1 “Privacy by design” refers to the methodology of applying the principles of built-in (by design) and by default data protection. Its key emphasis is that elements of data protection have to be regarded as obligations in as early as the design phase for processes, systems, applications, etc. and data protection aspects also need to be integrated in to the work of business and IT professionals.
Data subjects’ consent as a legal basis for processing personal data is not a new concept in data protection. However, GDPR introduces more rigorous requirements than the former directive. If an enterprise asks for the consent of a client to process his/her personal data, this consent needs to be expressed in an unambiguous way.
What does this mean in practice? The following table shows a non-exhaustive list of instances in which GDPR imposes stricter requirements than the ones stated in the former data protection directive, in terms of how businesses can obtain clients’ consent to the processing of their personal data.
|The client ticks a box
||The box is pre-ticked
|The client signs a consent statement

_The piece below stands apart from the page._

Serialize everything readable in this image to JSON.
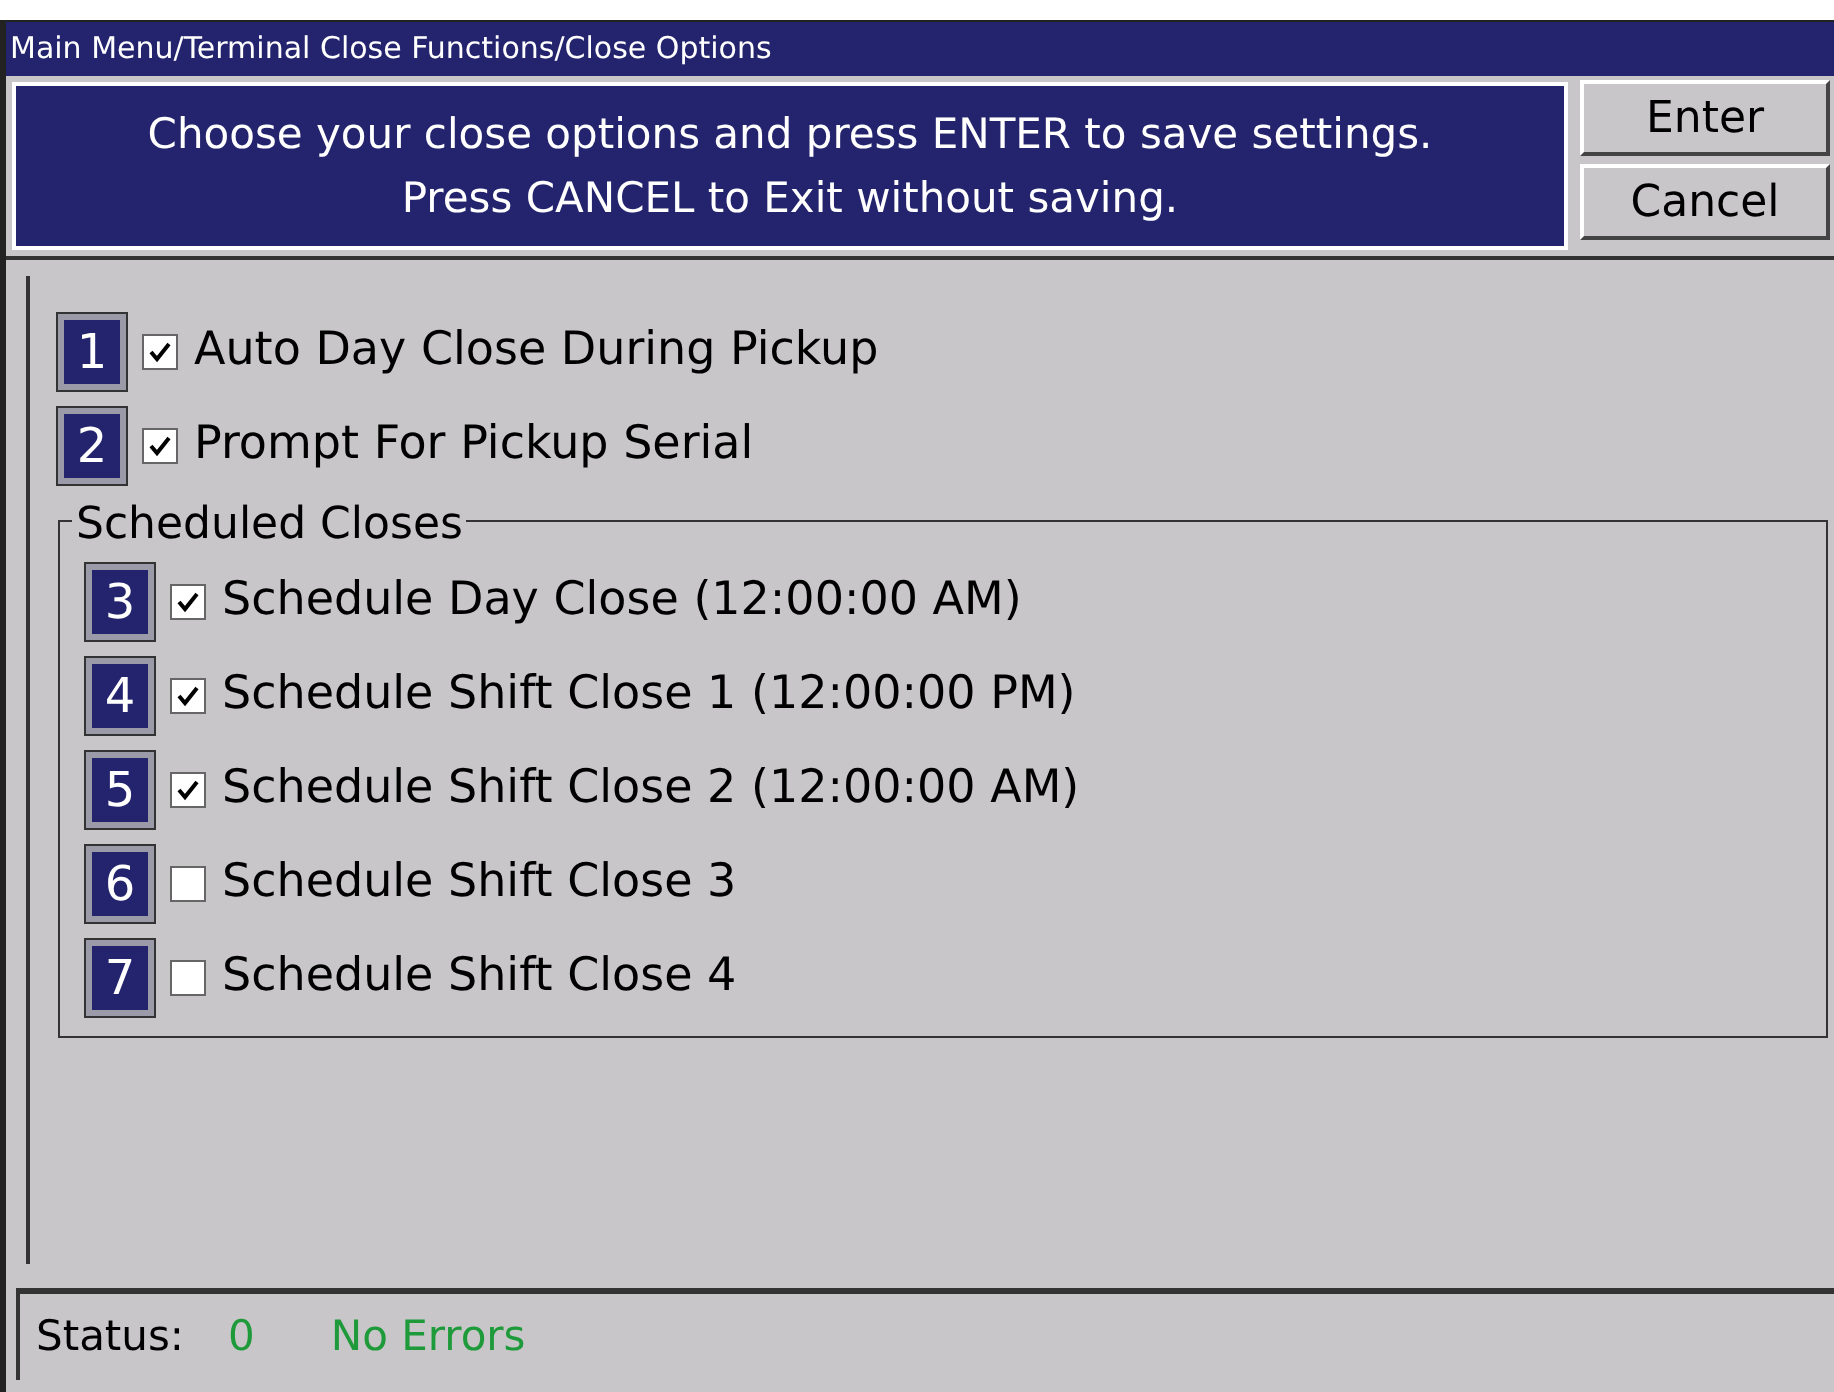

||The client’s lack of response
|The client chooses privacy-related technical settings when using an online service
||The client’s inactivity
Among the new requirements introduced by GDPR, the most important task for data processors (also affecting data controllers) is to implement organizational and technical solutions that ensure the protection of processed personal data.

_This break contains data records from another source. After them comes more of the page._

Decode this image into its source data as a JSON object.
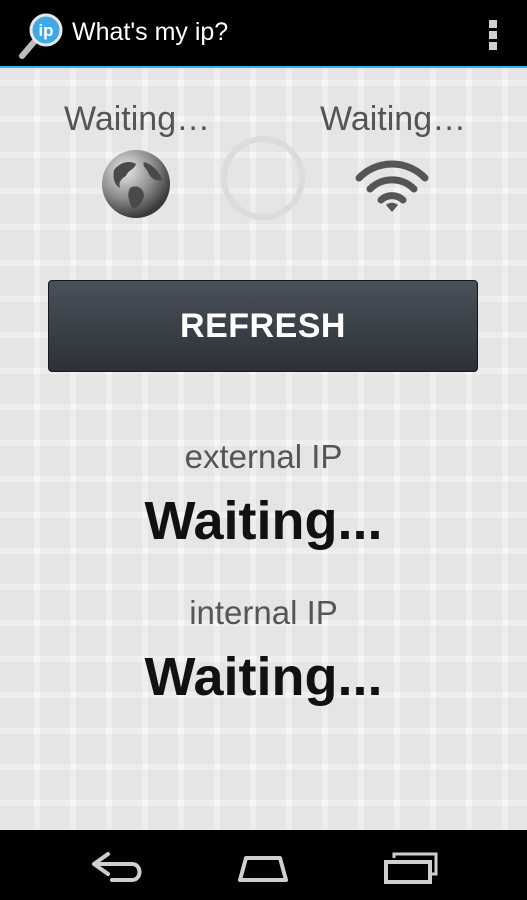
{
  "app": {
    "title": "What's my ip?",
    "icon": "ip-magnifier-icon"
  },
  "actionbar": {
    "overflow_icon": "overflow-menu-icon"
  },
  "status": {
    "external": "Waiting…",
    "wifi": "Waiting…",
    "globe_icon": "globe-icon",
    "loading_icon": "loading-spinner-icon",
    "wifi_icon": "wifi-icon"
  },
  "refresh_button": {
    "label": "REFRESH"
  },
  "external_ip": {
    "label": "external IP",
    "value": "Waiting..."
  },
  "internal_ip": {
    "label": "internal IP",
    "value": "Waiting..."
  },
  "navbar": {
    "back_icon": "back-icon",
    "home_icon": "home-icon",
    "recents_icon": "recent-apps-icon"
  },
  "colors": {
    "accent": "#33b5e5",
    "button": "#3a4048",
    "background": "#f6f6f6"
  }
}
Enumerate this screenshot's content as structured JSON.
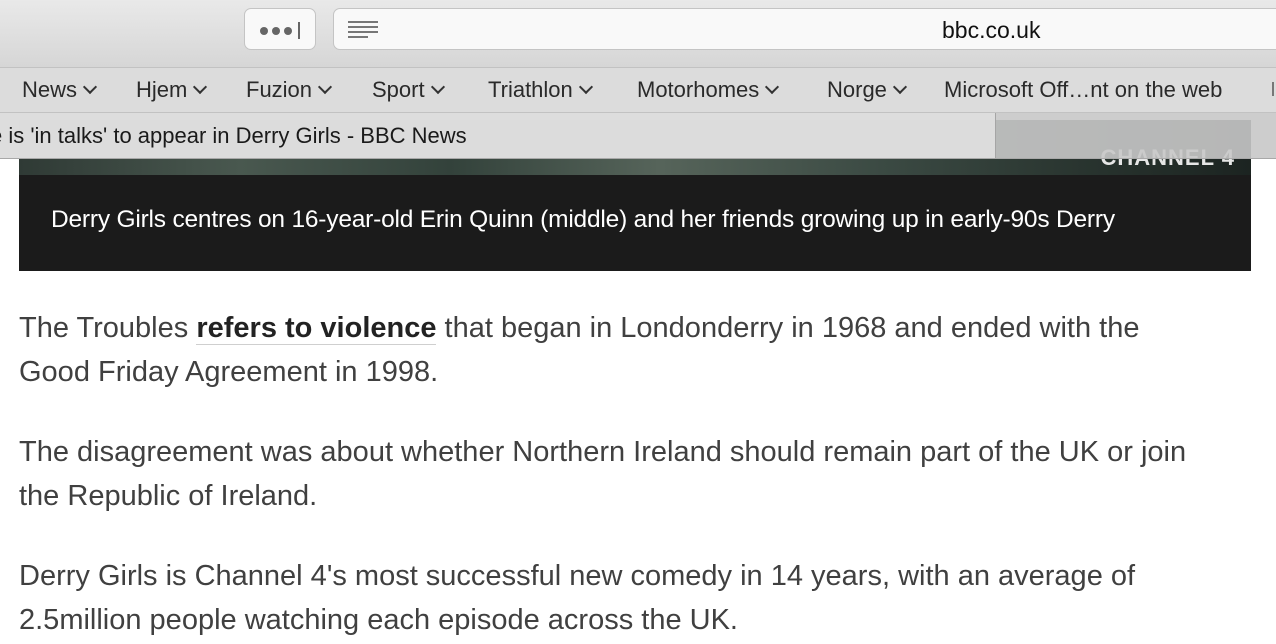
{
  "browser": {
    "address": {
      "domain": "bbc.co.uk"
    },
    "bookmarks": [
      {
        "label": "News"
      },
      {
        "label": "Hjem"
      },
      {
        "label": "Fuzion"
      },
      {
        "label": "Sport"
      },
      {
        "label": "Triathlon"
      },
      {
        "label": "Motorhomes"
      },
      {
        "label": "Norge"
      },
      {
        "label": "Microsoft Off…nt on the web"
      }
    ],
    "tab": {
      "title": "e is 'in talks' to appear in Derry Girls - BBC News"
    }
  },
  "article": {
    "image_credit": "CHANNEL 4",
    "caption": "Derry Girls centres on 16-year-old Erin Quinn (middle) and her friends growing up in early-90s Derry",
    "paragraphs": [
      {
        "before": "The Troubles ",
        "link": "refers to violence",
        "after": " that began in Londonderry in 1968 and ended with the Good Friday Agreement in 1998."
      },
      {
        "text": "The disagreement was about whether Northern Ireland should remain part of the UK or join the Republic of Ireland."
      },
      {
        "text": "Derry Girls is Channel 4's most successful new comedy in 14 years, with an average of 2.5million people watching each episode across the UK."
      }
    ]
  }
}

While in the former directive this was solely the responsibility of data controllers and the requirements were of a general nature, GDPR includes many specific requirements on the content of contracts between data controllers and data processors and defines new tasks for both controllers and processors.
According to GDPR, data breaches need to be reported to the supervisory authority within 72 hours after the breach has been detected (in Hungary this body is called the National Authority for Data Protection and Freedom of Information, or “NAIH”).
Reporting personal data incidents depends on many factors, like:
One of the most frequently mentioned requirements of the new data protection regulation is the obligation to appoint a data protection officer (DPO). GDPR states that each company whose core activity requires regular and systematic monitoring of data subjects on a large scale, has to appoint a DPO. The same applies for companies who process special categories of personal data on a large scale. Both data controllers and data processors are thus obliged to appoint a DPO.
The DPO may be a staff member or fulfill the tasks on the basis of a service contract as long as his professional qualities, knowledge of data protection law and practices make him suitable for fulfilling such tasks.
When GDPR enters into force, non-compliant enterprises could face fines and the possible payout of compensations.
While the threat that such high fines can be imposed is real, in the short term we do not expect such severe punishment. Enterprises that process large amounts of personal data, however, have to take into consideration that they are likely to be among the first ones whom data protection authorities will review in order to make sure that they are operating in line with GDPR provisions.
Hungarian enterprises have only a year left to make the necessary changes in their operations and organizational structures in order to adhere to the GDPR provisions.